» **What the exercise asks**
Because the listing below is to be kept intact, restate all of it word for word.

» **Excerpted records**
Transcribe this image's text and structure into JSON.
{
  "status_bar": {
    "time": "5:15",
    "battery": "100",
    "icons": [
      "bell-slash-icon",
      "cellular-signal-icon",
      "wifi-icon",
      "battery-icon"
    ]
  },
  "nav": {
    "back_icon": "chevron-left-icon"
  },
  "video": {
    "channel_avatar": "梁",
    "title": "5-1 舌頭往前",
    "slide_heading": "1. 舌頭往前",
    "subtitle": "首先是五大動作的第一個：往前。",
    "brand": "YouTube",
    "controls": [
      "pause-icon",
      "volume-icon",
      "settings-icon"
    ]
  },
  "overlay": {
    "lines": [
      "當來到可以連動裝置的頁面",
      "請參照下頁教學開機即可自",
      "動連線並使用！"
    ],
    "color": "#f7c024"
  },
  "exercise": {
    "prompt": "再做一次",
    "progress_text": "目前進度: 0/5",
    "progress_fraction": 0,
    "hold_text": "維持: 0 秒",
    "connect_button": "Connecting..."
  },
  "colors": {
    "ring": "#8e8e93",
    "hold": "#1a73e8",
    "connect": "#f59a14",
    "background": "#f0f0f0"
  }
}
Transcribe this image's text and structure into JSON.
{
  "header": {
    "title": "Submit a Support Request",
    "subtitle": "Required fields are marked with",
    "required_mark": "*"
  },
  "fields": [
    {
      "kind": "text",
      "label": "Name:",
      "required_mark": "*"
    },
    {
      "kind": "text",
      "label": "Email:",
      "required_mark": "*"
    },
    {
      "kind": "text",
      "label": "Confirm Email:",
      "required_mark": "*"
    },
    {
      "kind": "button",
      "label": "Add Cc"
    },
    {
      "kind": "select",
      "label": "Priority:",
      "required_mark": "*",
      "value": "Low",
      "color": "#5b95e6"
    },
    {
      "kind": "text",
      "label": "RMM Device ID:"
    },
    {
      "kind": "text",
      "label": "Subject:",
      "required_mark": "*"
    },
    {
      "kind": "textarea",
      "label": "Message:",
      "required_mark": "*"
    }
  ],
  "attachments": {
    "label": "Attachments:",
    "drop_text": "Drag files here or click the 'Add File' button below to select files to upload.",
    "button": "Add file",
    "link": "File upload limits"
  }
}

» **Exercise response**
Transcribe this image's text and structure into JSON.
{
  "status_bar": {
    "time": "5:15",
    "battery": "100",
    "icons": [
      "bell-slash-icon",
      "cellular-signal-icon",
      "wifi-icon",
      "battery-icon"
    ]
  },
  "nav": {
    "back_icon": "chevron-left-icon"
  },
  "video": {
    "channel_avatar": "梁",
    "title": "5-1 舌頭往前",
    "slide_heading": "1. 舌頭往前",
    "subtitle": "首先是五大動作的第一個：往前。",
    "brand": "YouTube",
    "controls": [
      "pause-icon",
      "volume-icon",
      "settings-icon"
    ]
  },
  "overlay": {
    "lines": [
      "當來到可以連動裝置的頁面",
      "請參照下頁教學開機即可自",
      "動連線並使用！"
    ],
    "color": "#f7c024"
  },
  "exercise": {
    "prompt": "再做一次",
    "progress_text": "目前進度: 0/5",
    "progress_fraction": 0,
    "hold_text": "維持: 0 秒",
    "connect_button": "Connecting..."
  },
  "colors": {
    "ring": "#8e8e93",
    "hold": "#1a73e8",
    "connect": "#f59a14",
    "background": "#f0f0f0"
  }
}
Transcribe this image's text and structure into JSON.
{
  "header": {
    "title": "Submit a Support Request",
    "subtitle": "Required fields are marked with",
    "required_mark": "*"
  },
  "fields": [
    {
      "kind": "text",
      "label": "Name:",
      "required_mark": "*"
    },
    {
      "kind": "text",
      "label": "Email:",
      "required_mark": "*"
    },
    {
      "kind": "text",
      "label": "Confirm Email:",
      "required_mark": "*"
    },
    {
      "kind": "button",
      "label": "Add Cc"
    },
    {
      "kind": "select",
      "label": "Priority:",
      "required_mark": "*",
      "value": "Low",
      "color": "#5b95e6"
    },
    {
      "kind": "text",
      "label": "RMM Device ID:"
    },
    {
      "kind": "text",
      "label": "Subject:",
      "required_mark": "*"
    },
    {
      "kind": "textarea",
      "label": "Message:",
      "required_mark": "*"
    }
  ],
  "attachments": {
    "label": "Attachments:",
    "drop_text": "Drag files here or click the 'Add File' button below to select files to upload.",
    "button": "Add file",
    "link": "File upload limits"
  }
}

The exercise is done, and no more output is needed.